Generating positive outcomes by Year 5 to 8 priority learners in writing: An inquiry into effective teacher practice

Funding year: 
2 years
University of Auckland - Te Whare Wānanga o Tāmaki Makaurau
School sector
Project start date: 
January 2016
Project end date: 
March 2018
Principal investigator(s): 
Professor. Judy Parr and Dr Murray Gadd
Research team members: 
Lliam Carran, James Robertson
Research partners: 
Teacher-researchers from Balmoral School, Fergusson Intermediate, Marshall Laing School, Mt Cook School


Project description

This project will identify critical elements in optimising writing for upper primary priority learners. Teacher-researchers from partnership schools will inquire iteratively into the impact of their learning on practice and on student engagement, progress and achievement. Partners will collaborate to identify systematically precisely what is involved in positive changes.


There are 5 main research questions to be answered in this project:

  1. What are teacher-researchers’ current patterns of instruction in writing and associated teacher knowledge and beliefs?
  2. What are the major differences or gaps between teacher pedagogy uncovered in the project and effective writing pedagogy as presented in the existing literature?
  3. What particular changes are associated with stronger engagement by learners in writing and higher achievement levels for learners in writing, particularly by boys, Māori students, Pasifika students?
  4. What aspects of inquiry-based methodology appear to be critical in promoting changes to teacher pedagogy?
  5. How are findings in this project (about effective and inquiry-based pedagogy) best transferred from this set of teacher researchers to all teachers of Year 5 to 8 learners?

Why is this research important?

Writing is vital to success in education and the workforce, but students in New Zealand demonstrably underachieve.
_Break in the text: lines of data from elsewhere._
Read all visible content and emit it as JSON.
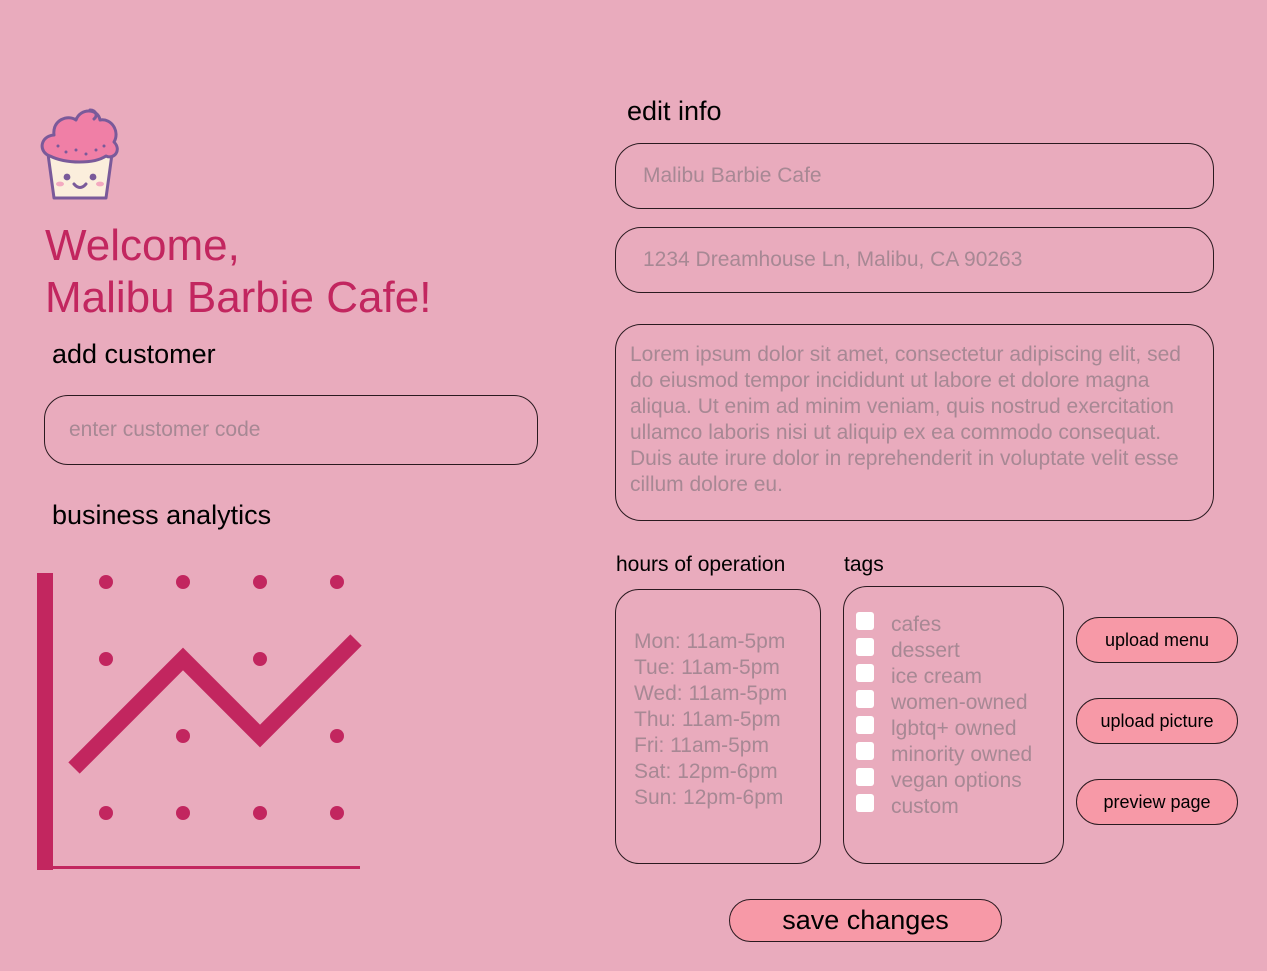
{
  "header": {
    "logo_icon": "cupcake-icon",
    "welcome_line1": "Welcome,",
    "welcome_line2": "Malibu Barbie Cafe!"
  },
  "add_customer": {
    "label": "add customer",
    "placeholder": "enter customer code"
  },
  "analytics": {
    "label": "business analytics",
    "icon": "line-chart-icon"
  },
  "edit_info": {
    "label": "edit info",
    "name_placeholder": "Malibu Barbie Cafe",
    "address_placeholder": "1234 Dreamhouse Ln, Malibu, CA 90263",
    "description_placeholder": "Lorem ipsum dolor sit amet, consectetur adipiscing elit, sed do eiusmod tempor incididunt ut labore et dolore magna aliqua. Ut enim ad minim veniam, quis nostrud exercitation ullamco laboris nisi ut aliquip ex ea commodo consequat. Duis aute irure dolor in reprehenderit in voluptate velit esse cillum dolore eu."
  },
  "hours": {
    "label": "hours of operation",
    "lines": [
      "Mon: 11am-5pm",
      "Tue: 11am-5pm",
      "Wed: 11am-5pm",
      "Thu: 11am-5pm",
      "Fri: 11am-5pm",
      "Sat: 12pm-6pm",
      "Sun: 12pm-6pm"
    ]
  },
  "tags": {
    "label": "tags",
    "items": [
      "cafes",
      "dessert",
      "ice cream",
      "women-owned",
      "lgbtq+ owned",
      "minority owned",
      "vegan options",
      "custom"
    ]
  },
  "actions": {
    "upload_menu": "upload menu",
    "upload_picture": "upload picture",
    "preview_page": "preview page",
    "save": "save changes"
  },
  "colors": {
    "background": "#e9abbd",
    "accent": "#c2265f",
    "button": "#f799a7",
    "placeholder_text": "#a78894"
  }
}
This research will identify powerful levers in raising achievement. It addresses two major gaps in the small writing instruction research base. One relates to the pedagogy of ‘typically performing’ teachers. Research largely describes exemplary practice but we clearly need evidence of current practice and of ‘how most teachers can best get there’. The other gap concerns priority learners in New Zealand writing classrooms. Little work on raising the achievement levels of priority learners has been contextualised within instructional writing. 
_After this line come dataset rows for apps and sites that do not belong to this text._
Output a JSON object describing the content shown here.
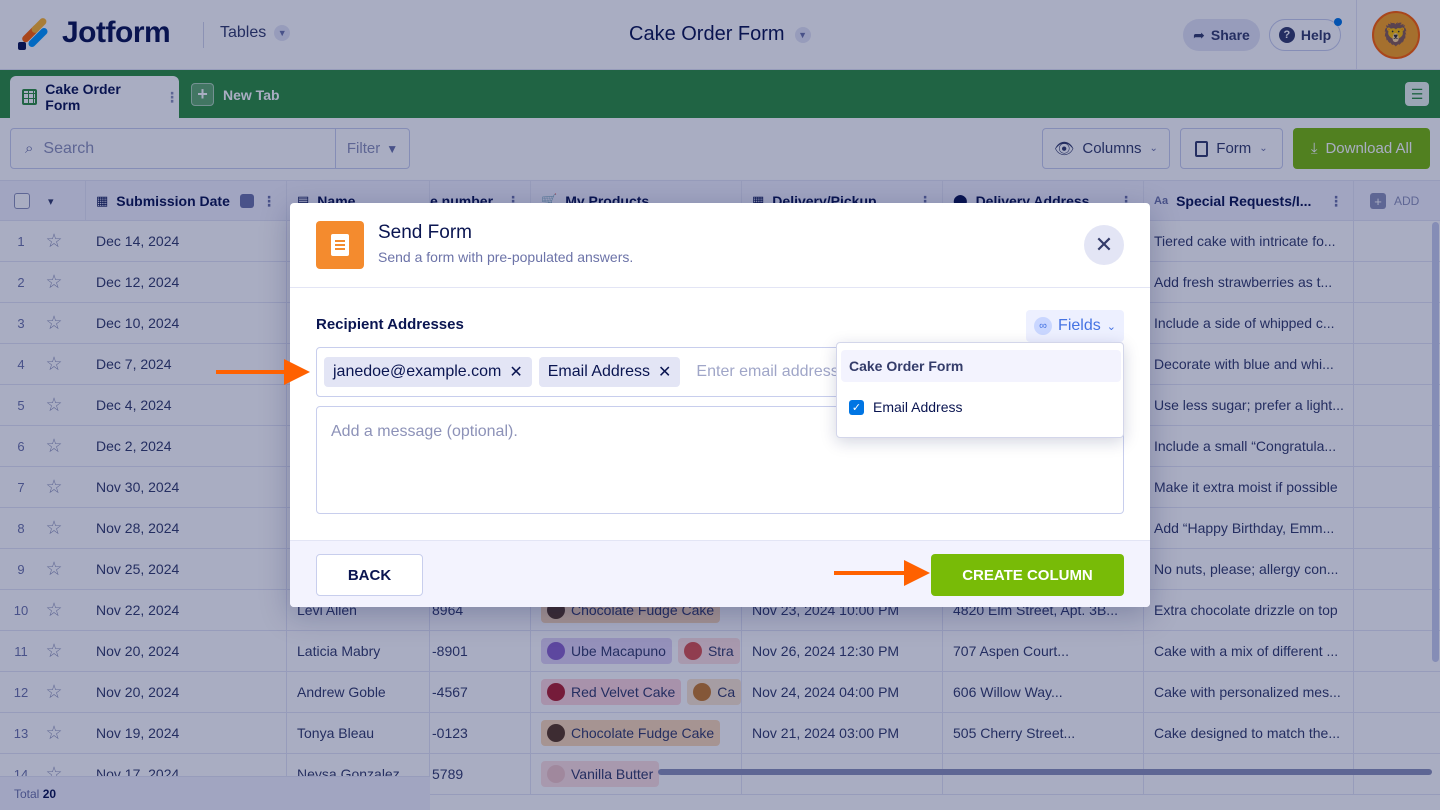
{
  "header": {
    "logo_text": "Jotform",
    "tables_label": "Tables",
    "form_title": "Cake Order Form",
    "share_label": "Share",
    "help_label": "Help"
  },
  "tabs": {
    "active_tab": "Cake Order Form",
    "new_tab": "New Tab"
  },
  "toolbar": {
    "search_placeholder": "Search",
    "filter_label": "Filter",
    "columns_label": "Columns",
    "form_label": "Form",
    "download_label": "Download All"
  },
  "table": {
    "columns": [
      "Submission Date",
      "Name",
      "e number",
      "My Products",
      "Delivery/Pickup",
      "Delivery Address",
      "Special Requests/I..."
    ],
    "add_label": "ADD",
    "rows": [
      {
        "num": "1",
        "date": "Dec 14, 2024",
        "name": "",
        "phone": "",
        "products": [],
        "delivery": "",
        "address": "",
        "requests": "Tiered cake with intricate fo..."
      },
      {
        "num": "2",
        "date": "Dec 12, 2024",
        "name": "",
        "phone": "",
        "products": [],
        "delivery": "",
        "address": "",
        "requests": "Add fresh strawberries as t..."
      },
      {
        "num": "3",
        "date": "Dec 10, 2024",
        "name": "",
        "phone": "",
        "products": [],
        "delivery": "",
        "address": "",
        "requests": "Include a side of whipped c..."
      },
      {
        "num": "4",
        "date": "Dec 7, 2024",
        "name": "",
        "phone": "",
        "products": [],
        "delivery": "",
        "address": "",
        "requests": "Decorate with blue and whi..."
      },
      {
        "num": "5",
        "date": "Dec 4, 2024",
        "name": "",
        "phone": "",
        "products": [],
        "delivery": "",
        "address": "",
        "requests": "Use less sugar; prefer a light..."
      },
      {
        "num": "6",
        "date": "Dec 2, 2024",
        "name": "",
        "phone": "",
        "products": [],
        "delivery": "",
        "address": "",
        "requests": "Include a small “Congratula..."
      },
      {
        "num": "7",
        "date": "Nov 30, 2024",
        "name": "",
        "phone": "",
        "products": [],
        "delivery": "",
        "address": "",
        "requests": "Make it extra moist if possible"
      },
      {
        "num": "8",
        "date": "Nov 28, 2024",
        "name": "",
        "phone": "",
        "products": [],
        "delivery": "",
        "address": "",
        "requests": "Add “Happy Birthday, Emm..."
      },
      {
        "num": "9",
        "date": "Nov 25, 2024",
        "name": "",
        "phone": "",
        "products": [],
        "delivery": "",
        "address": "",
        "requests": "No nuts, please; allergy con..."
      },
      {
        "num": "10",
        "date": "Nov 22, 2024",
        "name": "Levi Allen",
        "phone": "8964",
        "products": [
          {
            "label": "Chocolate Fudge Cake",
            "bg": "#fbd9b6",
            "dot": "#5a3a22"
          }
        ],
        "delivery": "Nov 23, 2024 10:00 PM",
        "address": "4820 Elm Street, Apt. 3B...",
        "requests": "Extra chocolate drizzle on top"
      },
      {
        "num": "11",
        "date": "Nov 20, 2024",
        "name": "Laticia Mabry",
        "phone": "-8901",
        "products": [
          {
            "label": "Ube Macapuno",
            "bg": "#e1d4f5",
            "dot": "#8a63c9"
          },
          {
            "label": "Stra",
            "bg": "#fde1e1",
            "dot": "#d9534f"
          }
        ],
        "delivery": "Nov 26, 2024 12:30 PM",
        "address": "707 Aspen Court...",
        "requests": "Cake with a mix of different ..."
      },
      {
        "num": "12",
        "date": "Nov 20, 2024",
        "name": "Andrew Goble",
        "phone": "-4567",
        "products": [
          {
            "label": "Red Velvet Cake",
            "bg": "#fdd6dc",
            "dot": "#b0202e"
          },
          {
            "label": "Ca",
            "bg": "#fbe6cf",
            "dot": "#c77b2b"
          }
        ],
        "delivery": "Nov 24, 2024 04:00 PM",
        "address": "606 Willow Way...",
        "requests": "Cake with personalized mes..."
      },
      {
        "num": "13",
        "date": "Nov 19, 2024",
        "name": "Tonya Bleau",
        "phone": "-0123",
        "products": [
          {
            "label": "Chocolate Fudge Cake",
            "bg": "#fbd9b6",
            "dot": "#5a3a22"
          }
        ],
        "delivery": "Nov 21, 2024 03:00 PM",
        "address": "505 Cherry Street...",
        "requests": "Cake designed to match the..."
      },
      {
        "num": "14",
        "date": "Nov 17, 2024",
        "name": "Neysa Gonzalez",
        "phone": "5789",
        "products": [
          {
            "label": "Vanilla Butter",
            "bg": "#fde1e1",
            "dot": "#f2c7c7"
          }
        ],
        "delivery": "",
        "address": "",
        "requests": ""
      }
    ],
    "total_label": "Total",
    "total_count": "20"
  },
  "modal": {
    "title": "Send Form",
    "subtitle": "Send a form with pre-populated answers.",
    "recipient_label": "Recipient Addresses",
    "fields_label": "Fields",
    "tags": [
      "janedoe@example.com",
      "Email Address"
    ],
    "recipient_placeholder": "Enter email addresses",
    "message_placeholder": "Add a message (optional).",
    "back_label": "BACK",
    "create_label": "CREATE COLUMN"
  },
  "dropdown": {
    "heading": "Cake Order Form",
    "item_label": "Email Address",
    "item_checked": true
  },
  "colors": {
    "brand_green": "#2d8f3e",
    "action_green": "#78bb07",
    "accent_orange": "#ff6100",
    "navy": "#0a1551",
    "blue": "#0075e3"
  }
}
What we plan to do

Three phases are planned: a setting-up phase to develop and implement analysis tools designed to ascertain where both teachers and priority students are at and where they need to go. Then teachers and researchers collaboratively design specific learning interventions related to priority student needs. These are then implemented, analysed and redesigned as impact on learner outputs is evaluated. Decisions will be informed by observations and discussions of practice, interviews about practice, self-rating of practice and analysis of e-asTTle writing data to ascertain student progress. Student voice will also be gathered through interviews and attitudinal surveys. The second and third phases will be repeated with new students and, potentially, additional teachers in 2017, with an examining and disseminating phase planned for the end of 2017. The aim is to seek and share critical points of association between teacher proficiency, learner gains and shifts in learner perceptions and views of writing.


Contact details
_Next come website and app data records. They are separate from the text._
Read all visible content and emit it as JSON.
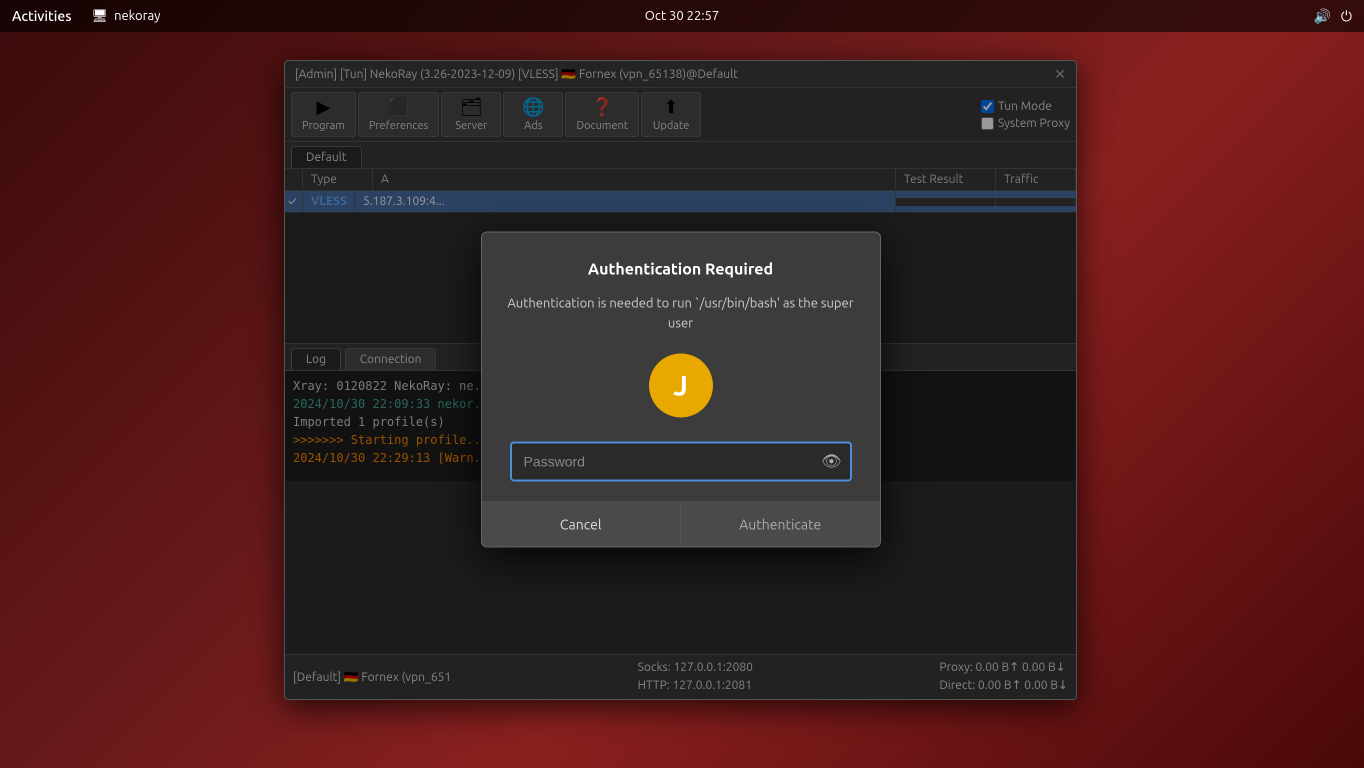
{
  "topbar": {
    "activities_label": "Activities",
    "app_icon": "🖥",
    "app_name": "nekoray",
    "datetime": "Oct 30  22:57",
    "volume_icon": "🔊",
    "power_icon": "⏻"
  },
  "window": {
    "title": "[Admin] [Tun] NekoRay (3.26-2023-12-09) [VLESS] 🇩🇪 Fornex (vpn_65138)@Default",
    "close_label": "✕",
    "toolbar": {
      "program_label": "Program",
      "preferences_label": "Preferences",
      "server_label": "Server",
      "ads_label": "Ads",
      "document_label": "Document",
      "update_label": "Update",
      "tun_mode_label": "Tun Mode",
      "system_proxy_label": "System Proxy"
    },
    "tab": {
      "default_label": "Default"
    },
    "table": {
      "col_type": "Type",
      "col_addr": "A",
      "col_test": "Test Result",
      "col_traffic": "Traffic",
      "rows": [
        {
          "checked": "✓",
          "type": "VLESS",
          "addr": "5.187.3.109:4...",
          "test": "",
          "traffic": ""
        }
      ]
    },
    "log_tabs": {
      "log_label": "Log",
      "connection_label": "Connection"
    },
    "log_lines": [
      {
        "text": "Xray: 0120822 NekoRay: ne...",
        "style": "normal"
      },
      {
        "text": "2024/10/30 22:09:33 nekor...",
        "style": "green"
      },
      {
        "text": "Imported 1 profile(s)",
        "style": "normal"
      },
      {
        "text": ">>>>>>> Starting profile...",
        "style": "orange"
      },
      {
        "text": "2024/10/30 22:29:13 [Warn...",
        "style": "warn"
      }
    ],
    "statusbar": {
      "profile": "[Default] 🇩🇪 Fornex (vpn_651",
      "socks": "Socks: 127.0.0.1:2080",
      "http": "HTTP: 127.0.0.1:2081",
      "proxy_stats": "Proxy: 0.00 B↑ 0.00 B↓",
      "direct_stats": "Direct: 0.00 B↑ 0.00 B↓"
    }
  },
  "auth_dialog": {
    "title": "Authentication Required",
    "message": "Authentication is needed to run `/usr/bin/bash' as the super user",
    "avatar_letter": "J",
    "password_placeholder": "Password",
    "eye_icon": "👁",
    "cancel_label": "Cancel",
    "authenticate_label": "Authenticate"
  }
}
Professor Judy Parr
Faculty of Education, University of Auckland
Private Bag 92601, Symonds Street 1150 (09) 3737999

Dr Murray Gadd (Honorary Research Fellow, University of Auckland) (027) 4866522